Output every record exactly, apart from its images.

[Entries from a dataset of interfaces]
·····

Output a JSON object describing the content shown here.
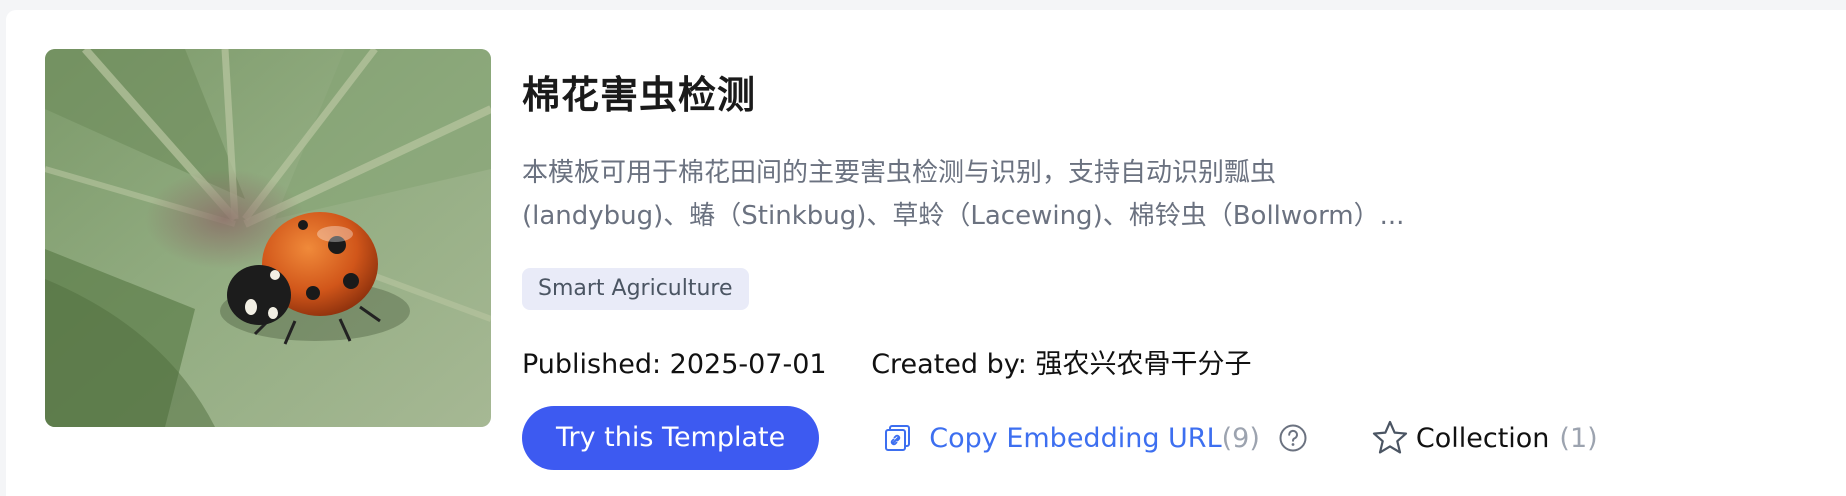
{
  "card": {
    "title": "棉花害虫检测",
    "description_line1": "本模板可用于棉花田间的主要害虫检测与识别，支持自动识别瓢虫",
    "description_line2": "(landybug)、蝽（Stinkbug)、草蛉（Lacewing)、棉铃虫（Bollworm）...",
    "tag": "Smart Agriculture",
    "published": "Published: 2025-07-01",
    "created_by": "Created by: 强农兴农骨干分子",
    "image_subject": "ladybug-on-leaf"
  },
  "actions": {
    "try_label": "Try this Template",
    "copy_label": "Copy Embedding URL",
    "copy_count": "(9)",
    "collection_label": "Collection",
    "collection_count": "(1)"
  },
  "icons": {
    "copy": "copy-link-icon",
    "help": "help-icon",
    "collection": "star-icon"
  },
  "colors": {
    "primary": "#3d5af1",
    "link": "#3d6ff0",
    "tag_bg": "#e9ebf8",
    "muted": "#9ca3af"
  }
}
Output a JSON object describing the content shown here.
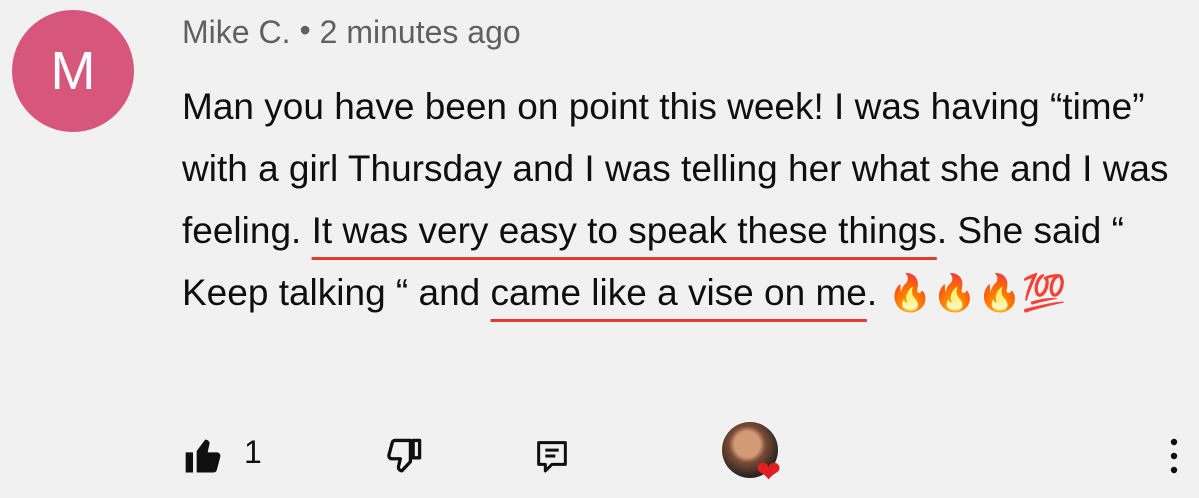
{
  "colors": {
    "avatar_bg": "#d6577b",
    "underline": "#e53a2a",
    "meta_text": "#606060",
    "heart": "#e02020"
  },
  "author": {
    "initial": "M",
    "name": "Mike C.",
    "separator": "•",
    "time": "2 minutes ago"
  },
  "comment": {
    "p1": "Man you have been on point this week! I was having “time” with a girl Thursday and I was telling her what she and I was feeling. ",
    "h1": "It was very easy to speak these things",
    "p2": ".  She said “ Keep talking “ and ",
    "h2": "came like a vise on me",
    "p3": ". ",
    "emojis": "🔥🔥🔥💯"
  },
  "actions": {
    "like_icon": "thumbs-up-icon",
    "like_count": "1",
    "dislike_icon": "thumbs-down-icon",
    "reply_icon": "reply-icon",
    "creator_heart_icon": "heart-icon",
    "more_icon": "more-vertical-icon"
  }
}
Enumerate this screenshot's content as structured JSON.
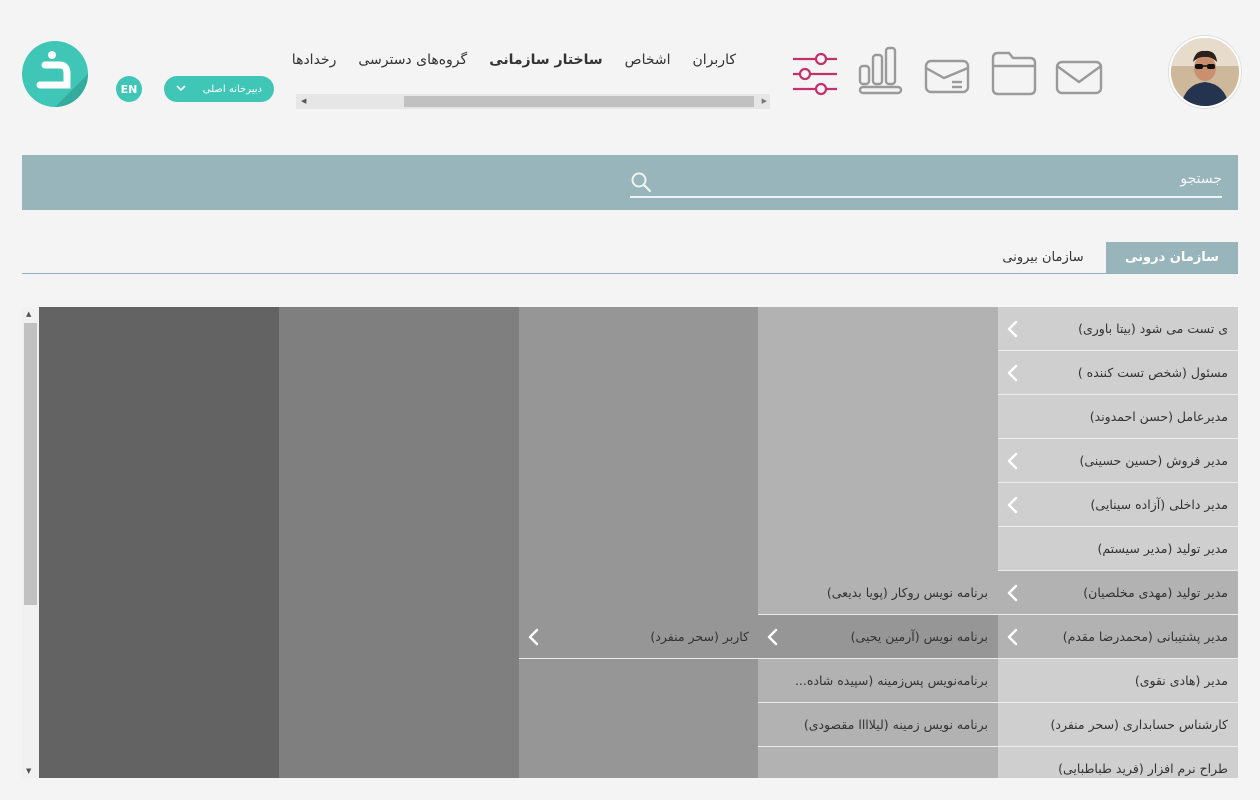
{
  "header": {
    "logo_glyph": "ذ",
    "language": "EN",
    "office_select": "دبیرخانه اصلی",
    "nav": [
      "کاربران",
      "اشخاص",
      "ساختار سازمانی",
      "گروه‌های دسترسی",
      "رخدادها"
    ],
    "nav_active": "ساختار سازمانی",
    "icons": [
      "settings-sliders-icon",
      "chart-icon",
      "inbox-card-icon",
      "folder-icon",
      "mail-icon"
    ],
    "accent_color": "#c2306e",
    "brand_color": "#3fc6b7"
  },
  "search": {
    "placeholder": "جستجو"
  },
  "tabs": {
    "internal": "سازمان درونی",
    "external": "سازمان بیرونی"
  },
  "columns": [
    {
      "rows": [
        {
          "label": "ی تست می شود (بیتا باوری)",
          "chevron": true
        },
        {
          "label": "مسئول (شخص تست کننده )",
          "chevron": true
        },
        {
          "label": "مدیرعامل (حسن احمدوند)",
          "chevron": false
        },
        {
          "label": "مدیر فروش (حسین حسینی)",
          "chevron": true
        },
        {
          "label": "مدیر داخلی (آزاده سینایی)",
          "chevron": true
        },
        {
          "label": "مدیر تولید (مدیر سیستم)",
          "chevron": false
        },
        {
          "label": "مدیر تولید (مهدی مخلصیان)",
          "chevron": true
        },
        {
          "label": "مدیر پشتیبانی (محمدرضا مقدم)",
          "chevron": true
        },
        {
          "label": "مدیر (هادی نقوی)",
          "chevron": false
        },
        {
          "label": "کارشناس حسابداری (سحر منفرد)",
          "chevron": false
        },
        {
          "label": "طراح نرم افزار (فرید طباطبایی)",
          "chevron": false
        }
      ]
    },
    {
      "rows": [
        {
          "label": "برنامه نویس روکار (پویا بدیعی)",
          "chevron": false
        },
        {
          "label": "برنامه نویس (آرمین یحیی)",
          "chevron": true
        },
        {
          "label": "برنامه‌نویس پس‌زمینه (سپیده شاده...",
          "chevron": false
        },
        {
          "label": "برنامه نویس زمینه (لیلاااا مقصودی)",
          "chevron": false
        }
      ]
    },
    {
      "rows": [
        {
          "label": "کاربر (سحر منفرد)",
          "chevron": true
        }
      ]
    }
  ]
}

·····

ANSWER SECTION:
Output a JSON object describing the content shown here.
{
  "card": {
    "title": "棉花害虫检测",
    "description_line1": "本模板可用于棉花田间的主要害虫检测与识别，支持自动识别瓢虫",
    "description_line2": "(landybug)、蝽（Stinkbug)、草蛉（Lacewing)、棉铃虫（Bollworm）...",
    "tag": "Smart Agriculture",
    "published": "Published: 2025-07-01",
    "created_by": "Created by: 强农兴农骨干分子",
    "image_subject": "ladybug-on-leaf"
  },
  "actions": {
    "try_label": "Try this Template",
    "copy_label": "Copy Embedding URL",
    "copy_count": "(9)",
    "collection_label": "Collection",
    "collection_count": "(1)"
  },
  "icons": {
    "copy": "copy-link-icon",
    "help": "help-icon",
    "collection": "star-icon"
  },
  "colors": {
    "primary": "#3d5af1",
    "link": "#3d6ff0",
    "tag_bg": "#e9ebf8",
    "muted": "#9ca3af"
  }
}
Output a JSON object describing the content shown here.
{
  "colors": {
    "avatar_bg": "#d6577b",
    "underline": "#e53a2a",
    "meta_text": "#606060",
    "heart": "#e02020"
  },
  "author": {
    "initial": "M",
    "name": "Mike C.",
    "separator": "•",
    "time": "2 minutes ago"
  },
  "comment": {
    "p1": "Man you have been on point this week! I was having “time” with a girl Thursday and I was telling her what she and I was feeling. ",
    "h1": "It was very easy to speak these things",
    "p2": ".  She said “ Keep talking “ and ",
    "h2": "came like a vise on me",
    "p3": ". ",
    "emojis": "🔥🔥🔥💯"
  },
  "actions": {
    "like_icon": "thumbs-up-icon",
    "like_count": "1",
    "dislike_icon": "thumbs-down-icon",
    "reply_icon": "reply-icon",
    "creator_heart_icon": "heart-icon",
    "more_icon": "more-vertical-icon"
  }
}
Enumerate this screenshot's content as structured JSON.
{
  "header": {
    "logo_glyph": "ذ",
    "language": "EN",
    "office_select": "دبیرخانه اصلی",
    "nav": [
      "کاربران",
      "اشخاص",
      "ساختار سازمانی",
      "گروه‌های دسترسی",
      "رخدادها"
    ],
    "nav_active": "ساختار سازمانی",
    "icons": [
      "settings-sliders-icon",
      "chart-icon",
      "inbox-card-icon",
      "folder-icon",
      "mail-icon"
    ],
    "accent_color": "#c2306e",
    "brand_color": "#3fc6b7"
  },
  "search": {
    "placeholder": "جستجو"
  },
  "tabs": {
    "internal": "سازمان درونی",
    "external": "سازمان بیرونی"
  },
  "columns": [
    {
      "rows": [
        {
          "label": "ی تست می شود (بیتا باوری)",
          "chevron": true
        },
        {
          "label": "مسئول (شخص تست کننده )",
          "chevron": true
        },
        {
          "label": "مدیرعامل (حسن احمدوند)",
          "chevron": false
        },
        {
          "label": "مدیر فروش (حسین حسینی)",
          "chevron": true
        },
        {
          "label": "مدیر داخلی (آزاده سینایی)",
          "chevron": true
        },
        {
          "label": "مدیر تولید (مدیر سیستم)",
          "chevron": false
        },
        {
          "label": "مدیر تولید (مهدی مخلصیان)",
          "chevron": true
        },
        {
          "label": "مدیر پشتیبانی (محمدرضا مقدم)",
          "chevron": true
        },
        {
          "label": "مدیر (هادی نقوی)",
          "chevron": false
        },
        {
          "label": "کارشناس حسابداری (سحر منفرد)",
          "chevron": false
        },
        {
          "label": "طراح نرم افزار (فرید طباطبایی)",
          "chevron": false
        }
      ]
    },
    {
      "rows": [
        {
          "label": "برنامه نویس روکار (پویا بدیعی)",
          "chevron": false
        },
        {
          "label": "برنامه نویس (آرمین یحیی)",
          "chevron": true
        },
        {
          "label": "برنامه‌نویس پس‌زمینه (سپیده شاده...",
          "chevron": false
        },
        {
          "label": "برنامه نویس زمینه (لیلاااا مقصودی)",
          "chevron": false
        }
      ]
    },
    {
      "rows": [
        {
          "label": "کاربر (سحر منفرد)",
          "chevron": true
        }
      ]
    }
  ]
}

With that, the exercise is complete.